DATA PROVIDED:
☆ ☆ ☆

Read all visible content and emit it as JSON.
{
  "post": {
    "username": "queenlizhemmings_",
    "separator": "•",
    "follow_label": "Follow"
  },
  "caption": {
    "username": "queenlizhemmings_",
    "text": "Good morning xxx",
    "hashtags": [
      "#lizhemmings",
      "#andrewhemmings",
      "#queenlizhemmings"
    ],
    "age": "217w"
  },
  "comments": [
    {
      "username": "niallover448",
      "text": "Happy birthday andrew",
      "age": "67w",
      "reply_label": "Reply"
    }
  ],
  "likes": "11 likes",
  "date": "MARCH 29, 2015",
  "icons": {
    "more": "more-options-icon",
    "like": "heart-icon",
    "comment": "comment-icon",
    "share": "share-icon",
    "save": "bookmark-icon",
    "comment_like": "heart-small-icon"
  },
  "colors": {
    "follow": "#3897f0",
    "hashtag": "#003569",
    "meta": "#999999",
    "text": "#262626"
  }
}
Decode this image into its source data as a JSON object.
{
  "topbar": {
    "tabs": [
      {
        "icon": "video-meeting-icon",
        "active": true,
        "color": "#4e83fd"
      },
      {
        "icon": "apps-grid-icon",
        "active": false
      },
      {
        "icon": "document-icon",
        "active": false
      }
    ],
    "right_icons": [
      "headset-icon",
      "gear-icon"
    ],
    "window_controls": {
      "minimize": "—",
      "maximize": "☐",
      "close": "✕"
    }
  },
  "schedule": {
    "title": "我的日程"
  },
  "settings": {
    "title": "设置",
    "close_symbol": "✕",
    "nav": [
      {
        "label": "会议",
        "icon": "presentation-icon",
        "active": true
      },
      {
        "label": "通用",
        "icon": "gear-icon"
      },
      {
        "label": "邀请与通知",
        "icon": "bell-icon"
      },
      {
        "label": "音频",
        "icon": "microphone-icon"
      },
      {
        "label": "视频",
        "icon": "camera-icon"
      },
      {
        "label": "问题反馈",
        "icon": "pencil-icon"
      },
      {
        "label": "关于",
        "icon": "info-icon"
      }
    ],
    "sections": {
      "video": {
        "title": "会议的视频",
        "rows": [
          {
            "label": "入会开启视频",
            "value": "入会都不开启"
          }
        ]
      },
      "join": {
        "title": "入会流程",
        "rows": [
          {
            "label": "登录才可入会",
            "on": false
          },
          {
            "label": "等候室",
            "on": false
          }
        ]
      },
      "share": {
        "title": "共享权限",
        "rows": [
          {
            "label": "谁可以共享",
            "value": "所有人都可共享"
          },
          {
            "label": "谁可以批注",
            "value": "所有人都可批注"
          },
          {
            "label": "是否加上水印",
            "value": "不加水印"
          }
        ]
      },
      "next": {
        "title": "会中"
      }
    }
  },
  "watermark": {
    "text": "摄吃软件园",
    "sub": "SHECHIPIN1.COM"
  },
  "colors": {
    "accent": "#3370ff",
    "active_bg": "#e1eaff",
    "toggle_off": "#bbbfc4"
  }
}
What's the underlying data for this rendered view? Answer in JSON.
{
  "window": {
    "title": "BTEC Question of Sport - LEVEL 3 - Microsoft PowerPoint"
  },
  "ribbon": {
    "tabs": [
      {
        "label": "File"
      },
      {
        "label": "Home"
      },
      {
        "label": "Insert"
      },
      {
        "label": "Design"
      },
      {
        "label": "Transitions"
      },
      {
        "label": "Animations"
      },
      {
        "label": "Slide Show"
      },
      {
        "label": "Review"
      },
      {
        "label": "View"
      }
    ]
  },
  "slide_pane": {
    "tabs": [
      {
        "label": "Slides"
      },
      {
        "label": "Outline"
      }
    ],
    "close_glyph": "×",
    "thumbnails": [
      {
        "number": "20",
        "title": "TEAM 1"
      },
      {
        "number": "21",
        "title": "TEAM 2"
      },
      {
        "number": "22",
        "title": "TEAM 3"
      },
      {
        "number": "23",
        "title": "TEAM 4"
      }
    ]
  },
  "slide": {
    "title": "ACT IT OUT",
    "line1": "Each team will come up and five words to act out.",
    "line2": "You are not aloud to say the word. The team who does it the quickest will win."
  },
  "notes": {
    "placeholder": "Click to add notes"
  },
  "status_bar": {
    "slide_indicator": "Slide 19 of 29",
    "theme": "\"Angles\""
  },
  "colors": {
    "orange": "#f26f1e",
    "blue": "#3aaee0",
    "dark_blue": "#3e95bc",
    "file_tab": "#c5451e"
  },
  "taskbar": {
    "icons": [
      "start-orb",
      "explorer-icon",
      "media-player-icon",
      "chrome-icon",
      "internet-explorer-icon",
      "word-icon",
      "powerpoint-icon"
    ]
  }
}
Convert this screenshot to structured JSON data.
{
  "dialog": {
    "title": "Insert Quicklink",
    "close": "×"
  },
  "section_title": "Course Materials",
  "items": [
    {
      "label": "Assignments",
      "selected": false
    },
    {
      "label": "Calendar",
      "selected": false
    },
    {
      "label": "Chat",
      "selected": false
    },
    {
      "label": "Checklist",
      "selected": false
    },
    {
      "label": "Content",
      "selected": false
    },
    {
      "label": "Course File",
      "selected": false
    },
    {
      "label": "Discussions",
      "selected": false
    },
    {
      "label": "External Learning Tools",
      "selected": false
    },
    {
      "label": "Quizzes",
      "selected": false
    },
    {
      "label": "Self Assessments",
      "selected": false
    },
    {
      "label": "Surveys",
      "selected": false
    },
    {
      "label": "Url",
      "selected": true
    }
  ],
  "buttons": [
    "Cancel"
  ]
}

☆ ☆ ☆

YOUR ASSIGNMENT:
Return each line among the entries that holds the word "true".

ANSWER AREA:
        "active": true,
        "active": true
      "selected": true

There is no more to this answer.